The temple normally opens at about 6:45 A.M. and closes at 12 Noon between which there are five darshans namely, Mangla, Bal bhog, Shringar bhog, Gwal bhog and Rajbhog during which Aartis are performed. In the afternoon, it reopens at about 4:15 P.M. and closes at 7:30 P.M. In between there are three darshans namely, Usthapan, Shyan and Shakhdi bhog. At Utthapana Bhoga and Shayana bhoga Aaratis are performed. The Darshana timings on Full Moon days are different and are declared by the temple authorities beforehand. For the convenience of the vaishnavas desirous to offer additional bhogs to the deity except the scheduled ones, there is a provision in the Dakor Temple Scheme and accordingly, Mahabhog, Rajbhog and additional bhogs are offered to the deity.


Gomati Ghat
Gomati Ghat
Devalba Tower
Devalba Tower

On full moon days, people visit the temple to seek the blessings as was done by the devotee who brought Shree Krishna to the temple. So there is a great inflow of people and the town is very crowded.

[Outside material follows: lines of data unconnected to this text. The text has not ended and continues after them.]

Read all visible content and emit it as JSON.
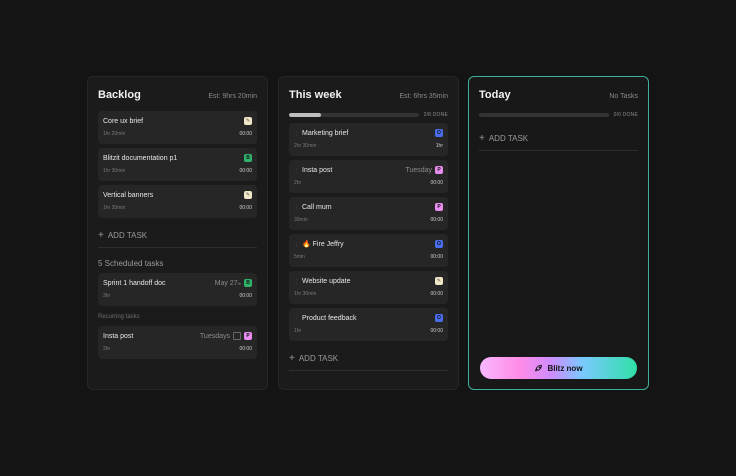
{
  "backlog": {
    "title": "Backlog",
    "estimate": "Est: 9hrs 20min",
    "cards": [
      {
        "title": "Core ux brief",
        "duration": "1hr 20min",
        "time": "00:00",
        "tag": "",
        "tag_color": "#f1e7c8"
      },
      {
        "title": "Blitzit documentation p1",
        "duration": "1hr 30min",
        "time": "00:00",
        "tag": "B",
        "tag_color": "#2fb36b"
      },
      {
        "title": "Vertical banners",
        "duration": "1hr 30min",
        "time": "00:00",
        "tag": "",
        "tag_color": "#f1e7c8"
      }
    ],
    "add_task": "ADD TASK",
    "scheduled_label": "5 Scheduled tasks",
    "scheduled": [
      {
        "title": "Sprint 1 handoff doc",
        "due": "May 27",
        "due_sup": "th",
        "duration": "3hr",
        "time": "00:00",
        "tag": "B",
        "tag_color": "#2fb36b"
      }
    ],
    "recurring_label": "Recurring tasks",
    "recurring": [
      {
        "title": "Insta post",
        "repeat": "Tuesdays",
        "duration": "2hr",
        "time": "00:00",
        "tag": "P",
        "tag_color": "#e98ef0"
      }
    ]
  },
  "week": {
    "title": "This week",
    "estimate": "Est: 6hrs 35min",
    "progress": 0.25,
    "done_label": "2/8 DONE",
    "cards": [
      {
        "title": "Marketing brief",
        "duration": "2hr 30min",
        "time": "1hr",
        "tag": "O",
        "tag_color": "#4a6ef0",
        "when": ""
      },
      {
        "title": "Insta post",
        "duration": "2hr",
        "time": "00:00",
        "tag": "P",
        "tag_color": "#e98ef0",
        "when": "Tuesday"
      },
      {
        "title": "Call mum",
        "duration": "30min",
        "time": "00:00",
        "tag": "P",
        "tag_color": "#e98ef0",
        "when": ""
      },
      {
        "title": "🔥 Fire Jeffry",
        "duration": "5min",
        "time": "00:00",
        "tag": "O",
        "tag_color": "#4a6ef0",
        "when": ""
      },
      {
        "title": "Website update",
        "duration": "1hr 30min",
        "time": "00:00",
        "tag": "",
        "tag_color": "#f1e7c8",
        "when": ""
      },
      {
        "title": "Product feedback",
        "duration": "1hr",
        "time": "00:00",
        "tag": "O",
        "tag_color": "#4a6ef0",
        "when": ""
      }
    ],
    "add_task": "ADD TASK"
  },
  "today": {
    "title": "Today",
    "status": "No Tasks",
    "progress": 0,
    "done_label": "0/0 DONE",
    "add_task": "ADD TASK",
    "blitz_label": "Blitz now"
  }
}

There is a carnival or fair taking place around February and March, on the day of festival of Holi and observed by all Hindus as a mark for triumph of the truth and goodness. Many people from surrounding cities come and visit the temple during these festivals, some from even far away.

Sarad Purnima, which comes after end of Navratra, is the day believed on which lord Krishna came to Dakor as ranchodrai with his great devotee known as Bodana. Lord come to Dakor to fulfill the promise that he will come to Dakor with Bodana.

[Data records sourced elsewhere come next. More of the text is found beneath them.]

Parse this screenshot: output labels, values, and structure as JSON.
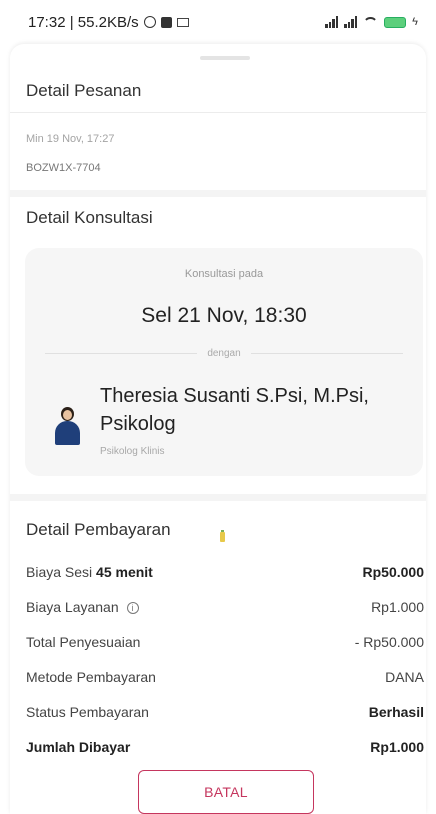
{
  "status_bar": {
    "time_speed": "17:32 | 55.2KB/s"
  },
  "order": {
    "title": "Detail Pesanan",
    "date": "Min 19 Nov, 17:27",
    "code": "BOZW1X-7704"
  },
  "consultation": {
    "title": "Detail Konsultasi",
    "on_label": "Konsultasi pada",
    "time": "Sel 21 Nov, 18:30",
    "with_label": "dengan",
    "doctor_name": "Theresia Susanti S.Psi, M.Psi, Psikolog",
    "doctor_role": "Psikolog Klinis"
  },
  "payment": {
    "title": "Detail Pembayaran",
    "session_fee_label": "Biaya Sesi",
    "session_duration": "45 menit",
    "session_fee_value": "Rp50.000",
    "service_fee_label": "Biaya Layanan",
    "service_fee_value": "Rp1.000",
    "adjustment_label": "Total Penyesuaian",
    "adjustment_value": "- Rp50.000",
    "method_label": "Metode Pembayaran",
    "method_value": "DANA",
    "status_label": "Status Pembayaran",
    "status_value": "Berhasil",
    "paid_label": "Jumlah Dibayar",
    "paid_value": "Rp1.000"
  },
  "actions": {
    "cancel_label": "BATAL"
  },
  "colors": {
    "accent": "#c5365e",
    "card_bg": "#f6f6f6"
  }
}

There are many festivals and many festival photos are on the website of www.ranchhodraiji.org

  1. Sharad Purnima
  2. Krishna Janmotsav (Janmasthami), then Second Day of Janmastami (Nand Mahotsav)
  3. Holi
  4. Rathyatra
  5. Diwali
  6. Bestu Varsh (Hindu New Year)
  7. After New year "Annakut Mahotsav"
  8. Every Friday & Every Agyaras Ranchhod Ray ji ( Gopallal Ji ) went at Laxmiji Temple
  9. Amali ekadasi(Amliagiyaras)
  10. Tulsi Vivah
  11. Dashera
  12. Hindoda
  13. Gopalnathji
  14. Navkavihar


Dakor is located at 22°45′N 73°09′E / 22.75°N 73.15°E / 22.75; 73.15.[1] It has an average elevation of 49 metres (160 feet).

Connectivity (only bus and railway)

GSRTC bus station, Dakor
GSRTC bus station, Dakor

Dakor is connected through rail and road. Dakor is a station on the Anand–Godhra Broad Gauge rail line. Anand and Nadiad are around 30 km away and both are very much connected by rail and roads. Ahmedabad and Vadodara are about 90 km away and both cities are connected with rail, road and by air.


As of 2001 India census,[2] Dakor had a population of 23,784. Males constitute 53% of the population and females 47%. Dakor has an average literacy rate of 76%, higher than the national average of 59.5%: male literacy is 82% and, female literacy is 69%. In Dakor, 10% of the population is under 6 years of age.


  1. ^ Falling Rain Genomics, Inc - Dakor
  2. ^ "Census of India 2001: Data from the 2001 Census, including cities, villages and towns (Provisional)". Census Commission of India. Archived from the original on 16 June 2004. Retrieved 1 November 2008.

Ranchhodrai Temple complete information